INSTRUCTIONS FOR THE TASK: When you respond, restate each record exactly as it is given.
++++++++
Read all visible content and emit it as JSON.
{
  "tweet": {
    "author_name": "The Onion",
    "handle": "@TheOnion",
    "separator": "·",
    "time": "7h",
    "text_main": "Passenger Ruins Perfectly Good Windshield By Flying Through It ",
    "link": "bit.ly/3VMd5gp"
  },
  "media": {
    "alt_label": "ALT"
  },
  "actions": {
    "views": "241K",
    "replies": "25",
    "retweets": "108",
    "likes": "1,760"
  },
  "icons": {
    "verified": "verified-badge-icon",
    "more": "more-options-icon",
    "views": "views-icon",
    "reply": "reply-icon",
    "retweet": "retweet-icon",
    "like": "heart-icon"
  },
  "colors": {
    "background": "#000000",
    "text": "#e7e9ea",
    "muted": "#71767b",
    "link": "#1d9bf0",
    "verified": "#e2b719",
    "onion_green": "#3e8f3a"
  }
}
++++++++
YOUR RESPONSE:
Read all visible content and emit it as JSON.
{
  "tweet": {
    "author_name": "The Onion",
    "handle": "@TheOnion",
    "separator": "·",
    "time": "7h",
    "text_main": "Passenger Ruins Perfectly Good Windshield By Flying Through It ",
    "link": "bit.ly/3VMd5gp"
  },
  "media": {
    "alt_label": "ALT"
  },
  "actions": {
    "views": "241K",
    "replies": "25",
    "retweets": "108",
    "likes": "1,760"
  },
  "icons": {
    "verified": "verified-badge-icon",
    "more": "more-options-icon",
    "views": "views-icon",
    "reply": "reply-icon",
    "retweet": "retweet-icon",
    "like": "heart-icon"
  },
  "colors": {
    "background": "#000000",
    "text": "#e7e9ea",
    "muted": "#71767b",
    "link": "#1d9bf0",
    "verified": "#e2b719",
    "onion_green": "#3e8f3a"
  }
}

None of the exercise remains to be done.